- WHAT IS REQUIRED -
In the material below, find each line that contains the word "class" and copy it.
MATERIAL PROVIDED: Begin
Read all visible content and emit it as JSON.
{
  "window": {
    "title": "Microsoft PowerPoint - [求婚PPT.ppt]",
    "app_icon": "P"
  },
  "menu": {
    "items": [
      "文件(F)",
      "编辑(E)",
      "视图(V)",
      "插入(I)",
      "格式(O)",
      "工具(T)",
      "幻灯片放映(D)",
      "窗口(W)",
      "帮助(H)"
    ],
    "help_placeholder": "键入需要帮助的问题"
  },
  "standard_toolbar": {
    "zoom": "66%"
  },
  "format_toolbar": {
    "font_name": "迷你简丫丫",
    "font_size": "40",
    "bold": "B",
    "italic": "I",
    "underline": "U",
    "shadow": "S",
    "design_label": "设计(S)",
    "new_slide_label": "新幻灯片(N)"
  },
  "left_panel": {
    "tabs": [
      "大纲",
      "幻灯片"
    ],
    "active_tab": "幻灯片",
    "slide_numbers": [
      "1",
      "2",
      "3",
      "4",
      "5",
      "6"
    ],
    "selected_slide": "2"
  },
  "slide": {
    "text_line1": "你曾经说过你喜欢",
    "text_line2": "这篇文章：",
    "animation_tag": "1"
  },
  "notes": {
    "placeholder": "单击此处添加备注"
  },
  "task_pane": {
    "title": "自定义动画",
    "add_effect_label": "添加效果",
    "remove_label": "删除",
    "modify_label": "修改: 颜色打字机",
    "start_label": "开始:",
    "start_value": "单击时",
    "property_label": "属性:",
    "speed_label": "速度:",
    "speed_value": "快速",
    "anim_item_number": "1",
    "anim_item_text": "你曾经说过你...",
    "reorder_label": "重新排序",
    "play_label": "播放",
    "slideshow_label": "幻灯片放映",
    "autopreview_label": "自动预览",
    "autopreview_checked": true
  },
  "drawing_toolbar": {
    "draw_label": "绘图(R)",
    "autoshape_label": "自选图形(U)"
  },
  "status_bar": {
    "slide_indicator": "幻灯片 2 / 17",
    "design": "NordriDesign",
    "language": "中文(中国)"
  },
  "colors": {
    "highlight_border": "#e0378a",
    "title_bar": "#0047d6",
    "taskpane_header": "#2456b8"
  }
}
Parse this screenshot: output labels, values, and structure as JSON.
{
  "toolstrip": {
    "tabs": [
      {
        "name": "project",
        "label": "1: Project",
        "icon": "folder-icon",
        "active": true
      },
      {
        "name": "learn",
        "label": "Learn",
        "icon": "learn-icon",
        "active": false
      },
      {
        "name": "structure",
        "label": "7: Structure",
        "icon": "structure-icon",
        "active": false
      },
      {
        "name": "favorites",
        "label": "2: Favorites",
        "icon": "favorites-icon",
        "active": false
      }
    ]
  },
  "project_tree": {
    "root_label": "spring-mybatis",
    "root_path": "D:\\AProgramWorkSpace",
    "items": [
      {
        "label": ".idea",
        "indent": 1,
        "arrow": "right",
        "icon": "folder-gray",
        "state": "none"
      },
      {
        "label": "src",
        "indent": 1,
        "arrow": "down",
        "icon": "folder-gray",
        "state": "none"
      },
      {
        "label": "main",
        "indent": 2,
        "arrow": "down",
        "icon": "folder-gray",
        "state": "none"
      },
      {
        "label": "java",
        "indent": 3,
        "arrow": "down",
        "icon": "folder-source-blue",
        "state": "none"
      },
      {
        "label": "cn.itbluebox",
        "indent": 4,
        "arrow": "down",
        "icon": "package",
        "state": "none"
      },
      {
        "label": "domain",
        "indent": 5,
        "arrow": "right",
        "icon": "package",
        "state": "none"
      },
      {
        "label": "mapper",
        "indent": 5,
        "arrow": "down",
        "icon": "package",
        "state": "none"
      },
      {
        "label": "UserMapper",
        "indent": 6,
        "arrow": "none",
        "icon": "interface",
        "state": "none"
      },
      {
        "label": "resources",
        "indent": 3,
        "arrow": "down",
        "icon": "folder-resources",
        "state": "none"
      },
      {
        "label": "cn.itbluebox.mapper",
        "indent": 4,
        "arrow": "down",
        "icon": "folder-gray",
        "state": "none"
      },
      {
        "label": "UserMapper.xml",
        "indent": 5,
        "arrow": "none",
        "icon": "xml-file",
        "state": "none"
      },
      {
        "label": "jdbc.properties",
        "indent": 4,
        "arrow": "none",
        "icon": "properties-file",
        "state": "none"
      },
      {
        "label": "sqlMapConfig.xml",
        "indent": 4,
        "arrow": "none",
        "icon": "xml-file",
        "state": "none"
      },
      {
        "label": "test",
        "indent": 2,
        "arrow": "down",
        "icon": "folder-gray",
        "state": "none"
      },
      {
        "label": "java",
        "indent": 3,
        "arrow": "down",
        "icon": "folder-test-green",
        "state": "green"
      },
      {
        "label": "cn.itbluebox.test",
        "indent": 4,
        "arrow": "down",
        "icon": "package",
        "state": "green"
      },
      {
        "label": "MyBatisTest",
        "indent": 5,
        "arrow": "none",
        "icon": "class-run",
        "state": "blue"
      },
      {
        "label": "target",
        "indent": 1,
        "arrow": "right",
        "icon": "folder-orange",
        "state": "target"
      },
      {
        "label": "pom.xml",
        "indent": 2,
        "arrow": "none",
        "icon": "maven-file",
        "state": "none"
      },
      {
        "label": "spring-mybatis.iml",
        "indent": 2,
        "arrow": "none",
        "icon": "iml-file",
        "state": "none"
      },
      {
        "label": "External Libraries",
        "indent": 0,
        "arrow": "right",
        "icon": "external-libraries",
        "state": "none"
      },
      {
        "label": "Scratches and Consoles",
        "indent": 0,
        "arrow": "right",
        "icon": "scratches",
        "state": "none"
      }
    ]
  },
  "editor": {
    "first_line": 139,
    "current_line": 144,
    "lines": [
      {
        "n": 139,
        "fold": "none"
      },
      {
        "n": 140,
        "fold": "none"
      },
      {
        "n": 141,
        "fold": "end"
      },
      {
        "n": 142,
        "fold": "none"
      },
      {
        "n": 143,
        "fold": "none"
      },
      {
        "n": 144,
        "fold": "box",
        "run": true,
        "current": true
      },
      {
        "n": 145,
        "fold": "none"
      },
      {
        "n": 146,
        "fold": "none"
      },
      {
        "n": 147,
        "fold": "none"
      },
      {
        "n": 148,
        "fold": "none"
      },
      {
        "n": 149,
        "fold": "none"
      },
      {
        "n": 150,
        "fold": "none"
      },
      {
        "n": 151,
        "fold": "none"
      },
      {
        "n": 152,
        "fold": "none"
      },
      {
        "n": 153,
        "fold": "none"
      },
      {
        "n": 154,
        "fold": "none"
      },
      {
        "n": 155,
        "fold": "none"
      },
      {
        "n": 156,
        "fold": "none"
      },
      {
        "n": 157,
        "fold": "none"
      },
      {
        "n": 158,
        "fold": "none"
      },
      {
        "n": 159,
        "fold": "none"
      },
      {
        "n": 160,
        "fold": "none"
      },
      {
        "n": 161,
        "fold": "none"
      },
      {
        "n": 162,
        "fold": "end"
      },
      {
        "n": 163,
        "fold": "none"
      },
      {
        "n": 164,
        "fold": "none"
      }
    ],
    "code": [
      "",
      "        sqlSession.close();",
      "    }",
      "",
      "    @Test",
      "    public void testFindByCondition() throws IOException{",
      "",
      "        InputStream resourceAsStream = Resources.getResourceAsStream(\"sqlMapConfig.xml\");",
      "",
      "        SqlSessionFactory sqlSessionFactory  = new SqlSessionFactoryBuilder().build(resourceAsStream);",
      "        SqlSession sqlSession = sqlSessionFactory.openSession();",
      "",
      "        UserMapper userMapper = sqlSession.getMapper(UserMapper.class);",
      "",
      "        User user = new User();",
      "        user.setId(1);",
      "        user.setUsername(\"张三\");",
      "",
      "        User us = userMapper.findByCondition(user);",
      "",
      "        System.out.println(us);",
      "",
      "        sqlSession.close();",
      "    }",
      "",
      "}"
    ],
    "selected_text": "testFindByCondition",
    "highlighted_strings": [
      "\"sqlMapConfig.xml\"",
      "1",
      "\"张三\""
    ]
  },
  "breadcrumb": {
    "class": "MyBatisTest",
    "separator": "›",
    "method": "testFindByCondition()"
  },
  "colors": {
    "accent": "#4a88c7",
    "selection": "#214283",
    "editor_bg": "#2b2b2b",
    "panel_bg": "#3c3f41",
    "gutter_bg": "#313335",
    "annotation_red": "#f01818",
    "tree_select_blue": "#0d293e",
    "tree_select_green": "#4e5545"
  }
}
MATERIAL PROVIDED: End
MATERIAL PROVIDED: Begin
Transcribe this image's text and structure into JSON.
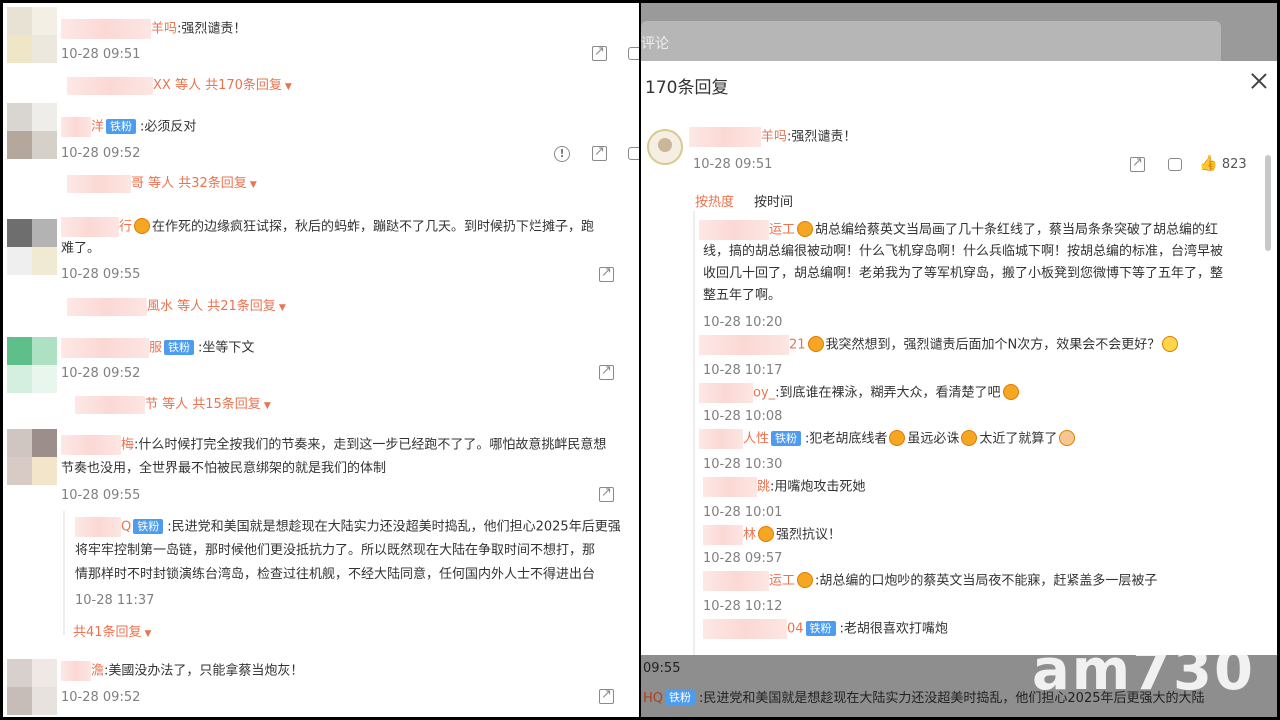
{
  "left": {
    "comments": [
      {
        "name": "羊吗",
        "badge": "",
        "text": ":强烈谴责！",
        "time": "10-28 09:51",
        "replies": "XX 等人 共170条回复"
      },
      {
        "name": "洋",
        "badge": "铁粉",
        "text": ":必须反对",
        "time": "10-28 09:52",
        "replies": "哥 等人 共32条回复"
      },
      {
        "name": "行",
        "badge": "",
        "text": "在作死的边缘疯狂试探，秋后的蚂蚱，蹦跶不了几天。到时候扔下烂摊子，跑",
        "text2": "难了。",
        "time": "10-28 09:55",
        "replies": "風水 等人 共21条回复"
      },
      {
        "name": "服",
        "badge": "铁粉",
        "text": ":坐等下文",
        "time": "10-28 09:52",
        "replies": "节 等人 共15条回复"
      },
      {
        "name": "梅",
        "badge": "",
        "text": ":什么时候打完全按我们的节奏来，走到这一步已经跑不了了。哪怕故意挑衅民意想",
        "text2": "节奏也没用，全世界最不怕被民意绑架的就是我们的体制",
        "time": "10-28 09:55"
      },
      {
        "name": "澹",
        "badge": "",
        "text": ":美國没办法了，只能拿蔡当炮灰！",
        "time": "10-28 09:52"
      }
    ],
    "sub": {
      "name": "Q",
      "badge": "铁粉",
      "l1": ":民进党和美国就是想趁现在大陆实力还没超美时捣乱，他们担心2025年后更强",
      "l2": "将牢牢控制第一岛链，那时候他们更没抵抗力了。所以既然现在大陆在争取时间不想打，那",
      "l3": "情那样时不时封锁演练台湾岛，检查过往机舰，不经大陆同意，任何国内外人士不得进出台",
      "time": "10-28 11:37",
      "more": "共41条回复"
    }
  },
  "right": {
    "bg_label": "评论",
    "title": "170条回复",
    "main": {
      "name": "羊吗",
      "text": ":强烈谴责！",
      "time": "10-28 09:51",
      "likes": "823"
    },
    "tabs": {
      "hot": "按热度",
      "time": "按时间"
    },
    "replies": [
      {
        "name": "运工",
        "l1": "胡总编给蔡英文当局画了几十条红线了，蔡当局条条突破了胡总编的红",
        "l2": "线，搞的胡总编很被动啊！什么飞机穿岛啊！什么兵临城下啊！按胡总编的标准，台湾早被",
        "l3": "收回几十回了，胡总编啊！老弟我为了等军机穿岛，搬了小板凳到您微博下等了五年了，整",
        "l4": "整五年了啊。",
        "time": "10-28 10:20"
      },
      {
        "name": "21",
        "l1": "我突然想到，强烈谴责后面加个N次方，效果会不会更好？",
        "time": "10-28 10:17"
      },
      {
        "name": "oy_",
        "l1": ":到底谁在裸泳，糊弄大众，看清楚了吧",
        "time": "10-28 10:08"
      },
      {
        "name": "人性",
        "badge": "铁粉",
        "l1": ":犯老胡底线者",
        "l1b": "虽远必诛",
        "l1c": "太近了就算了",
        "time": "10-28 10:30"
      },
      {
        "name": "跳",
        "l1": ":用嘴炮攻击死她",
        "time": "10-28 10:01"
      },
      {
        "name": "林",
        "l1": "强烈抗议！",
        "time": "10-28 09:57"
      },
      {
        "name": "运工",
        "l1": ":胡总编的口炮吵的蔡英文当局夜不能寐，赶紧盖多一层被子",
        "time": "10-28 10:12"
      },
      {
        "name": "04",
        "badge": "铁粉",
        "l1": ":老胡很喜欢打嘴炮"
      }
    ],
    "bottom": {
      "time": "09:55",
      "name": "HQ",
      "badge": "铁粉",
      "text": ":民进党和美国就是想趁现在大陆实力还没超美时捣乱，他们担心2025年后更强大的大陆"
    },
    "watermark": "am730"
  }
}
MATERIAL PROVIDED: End
- RESULT OF THIS TASK -
        "icon": "class-run",
      "        UserMapper userMapper = sqlSession.getMapper(UserMapper.class);",
    "class": "MyBatisTest",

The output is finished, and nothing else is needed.